- **How to complete this task**:
All of the records should be given back exactly and in full.

BEGIN Dataset content

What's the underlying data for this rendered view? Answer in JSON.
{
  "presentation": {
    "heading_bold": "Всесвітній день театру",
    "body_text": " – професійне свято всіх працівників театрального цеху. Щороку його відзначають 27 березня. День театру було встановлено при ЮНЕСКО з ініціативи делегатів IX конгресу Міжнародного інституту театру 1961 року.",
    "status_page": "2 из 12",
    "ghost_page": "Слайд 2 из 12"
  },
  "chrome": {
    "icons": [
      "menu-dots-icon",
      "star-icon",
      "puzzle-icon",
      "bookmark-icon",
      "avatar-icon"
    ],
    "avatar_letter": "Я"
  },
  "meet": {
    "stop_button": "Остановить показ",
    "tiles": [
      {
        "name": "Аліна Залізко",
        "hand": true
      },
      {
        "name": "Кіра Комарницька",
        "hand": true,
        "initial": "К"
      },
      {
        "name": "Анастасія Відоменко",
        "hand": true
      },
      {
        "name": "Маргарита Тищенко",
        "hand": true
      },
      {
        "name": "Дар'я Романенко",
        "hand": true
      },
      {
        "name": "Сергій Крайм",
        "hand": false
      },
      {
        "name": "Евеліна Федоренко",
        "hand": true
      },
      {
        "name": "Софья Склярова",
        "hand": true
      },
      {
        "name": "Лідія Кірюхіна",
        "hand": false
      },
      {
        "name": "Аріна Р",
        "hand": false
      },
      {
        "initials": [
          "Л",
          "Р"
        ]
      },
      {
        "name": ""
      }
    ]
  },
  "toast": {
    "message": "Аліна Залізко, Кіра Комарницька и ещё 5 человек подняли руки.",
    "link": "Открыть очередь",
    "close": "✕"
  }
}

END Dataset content

- **Problem solution**:
What's the underlying data for this rendered view? Answer in JSON.
{
  "presentation": {
    "heading_bold": "Всесвітній день театру",
    "body_text": " – професійне свято всіх працівників театрального цеху. Щороку його відзначають 27 березня. День театру було встановлено при ЮНЕСКО з ініціативи делегатів IX конгресу Міжнародного інституту театру 1961 року.",
    "status_page": "2 из 12",
    "ghost_page": "Слайд 2 из 12"
  },
  "chrome": {
    "icons": [
      "menu-dots-icon",
      "star-icon",
      "puzzle-icon",
      "bookmark-icon",
      "avatar-icon"
    ],
    "avatar_letter": "Я"
  },
  "meet": {
    "stop_button": "Остановить показ",
    "tiles": [
      {
        "name": "Аліна Залізко",
        "hand": true
      },
      {
        "name": "Кіра Комарницька",
        "hand": true,
        "initial": "К"
      },
      {
        "name": "Анастасія Відоменко",
        "hand": true
      },
      {
        "name": "Маргарита Тищенко",
        "hand": true
      },
      {
        "name": "Дар'я Романенко",
        "hand": true
      },
      {
        "name": "Сергій Крайм",
        "hand": false
      },
      {
        "name": "Евеліна Федоренко",
        "hand": true
      },
      {
        "name": "Софья Склярова",
        "hand": true
      },
      {
        "name": "Лідія Кірюхіна",
        "hand": false
      },
      {
        "name": "Аріна Р",
        "hand": false
      },
      {
        "initials": [
          "Л",
          "Р"
        ]
      },
      {
        "name": ""
      }
    ]
  },
  "toast": {
    "message": "Аліна Залізко, Кіра Комарницька и ещё 5 человек подняли руки.",
    "link": "Открыть очередь",
    "close": "✕"
  }
}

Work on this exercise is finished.